There are over 1,500 file formats in circulation today. Among the great number, only a few are used extensively by computer users all around the world. It’s not strange to have a couple of formats that are so rarely used they’re practically on the brink of being obsolete. In fact, some of them already are.
When was the last time you ever heard someone use the Wordstar format? Wordstar was a very popular format in the ‘80s but it’s now as extinct as the dodo bird. If your company has old files saved as that format, you may find it hard to find a way to read them. Your IT department may say that Wordstar has fallen into digital obsolescence.
What is digital obsolescence?
Digital obsolescence what we call a situation when digital resources are no longer accessible because the format is long forgotten. Digital obsolescence can happen because of hardware and software reasons. Obsolescence in hardware happens because machines break sooner or later. You could have a stack of VHS containing precious memories, but with no VHS player around, they’re pretty much useless.

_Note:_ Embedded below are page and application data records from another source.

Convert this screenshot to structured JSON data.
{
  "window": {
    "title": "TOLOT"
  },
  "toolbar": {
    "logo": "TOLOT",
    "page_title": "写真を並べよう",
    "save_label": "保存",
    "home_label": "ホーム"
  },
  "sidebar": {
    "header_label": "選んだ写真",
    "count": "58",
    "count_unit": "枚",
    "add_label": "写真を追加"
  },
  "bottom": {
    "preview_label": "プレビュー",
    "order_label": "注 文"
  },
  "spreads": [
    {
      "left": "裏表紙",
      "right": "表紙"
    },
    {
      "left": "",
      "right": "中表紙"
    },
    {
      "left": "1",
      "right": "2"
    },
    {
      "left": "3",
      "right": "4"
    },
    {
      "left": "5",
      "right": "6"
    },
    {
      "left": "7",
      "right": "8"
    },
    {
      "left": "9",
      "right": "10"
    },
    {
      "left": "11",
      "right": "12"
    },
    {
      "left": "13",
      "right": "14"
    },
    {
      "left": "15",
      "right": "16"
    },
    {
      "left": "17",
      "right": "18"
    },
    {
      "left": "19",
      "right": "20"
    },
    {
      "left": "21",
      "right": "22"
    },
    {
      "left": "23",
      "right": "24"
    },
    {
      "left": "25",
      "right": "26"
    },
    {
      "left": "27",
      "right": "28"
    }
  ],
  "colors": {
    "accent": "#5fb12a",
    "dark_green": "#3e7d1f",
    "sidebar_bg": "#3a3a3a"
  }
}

How do you protect your files from digital obsolescence?
When you want to keep your file collections accessible for decades to come, stay away from proprietary file formats. As an example, if you have an archive of images, use the TIFF format. TIFF is a widely used image format in the photography industry and supported by numerous applications. The specification is also open for all to see. You can even make your own software to read and save TIFF files should you need it.

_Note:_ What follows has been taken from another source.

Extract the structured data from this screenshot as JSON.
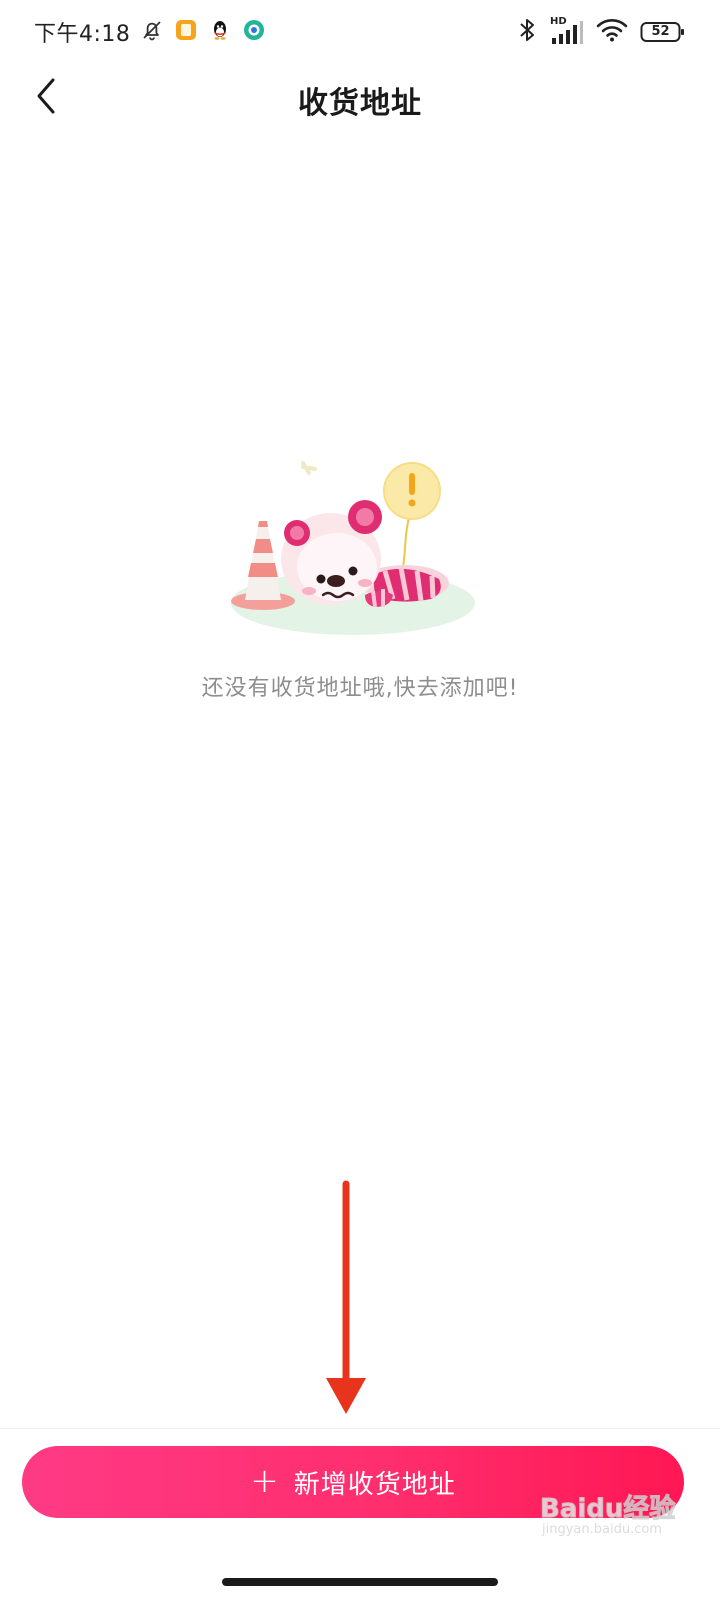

Another save option for images is SVG. Since it’s an XML format, you can easily convert it to many XML-based formats. The cool.
For documents, one of the obvious answers is PDF. Adobe made sure the format remains as open as possible to cement PDF’s status as one of the most widely used document formats. You can easily convert any document you have to PDF for archiving purposes.
Want to keep your documents even safer against obsolescence? Print then store them all in multiple safe places.
How do I know a file type won’t be obsolete soon?
For starters, check if the format is open. Once again, PDF makes an excellent example. Had Adobe kept the format proprietary, PDF would have followed the formats used by AppleWorks.
Next, you can check the user base. Formats supported by Microsoft Office have hundreds of millions of user base across the world. Even now, you can still save files as 2003 DOC format. Will the format change in the next 20 years or so? Most likely so, but even then the number of user base will make Microsoft reluctant to abandon the format.
Another thing is to check for converters. When there are many apps available to convert files to and from the format of your choice, there will be less chance of your stuck with a bunch of unreadable files. Let’s take another document format, RTF, as an example. RTF Converters are easily available. If your company has chosen RTF to archive all its documents, you’re pretty much covered.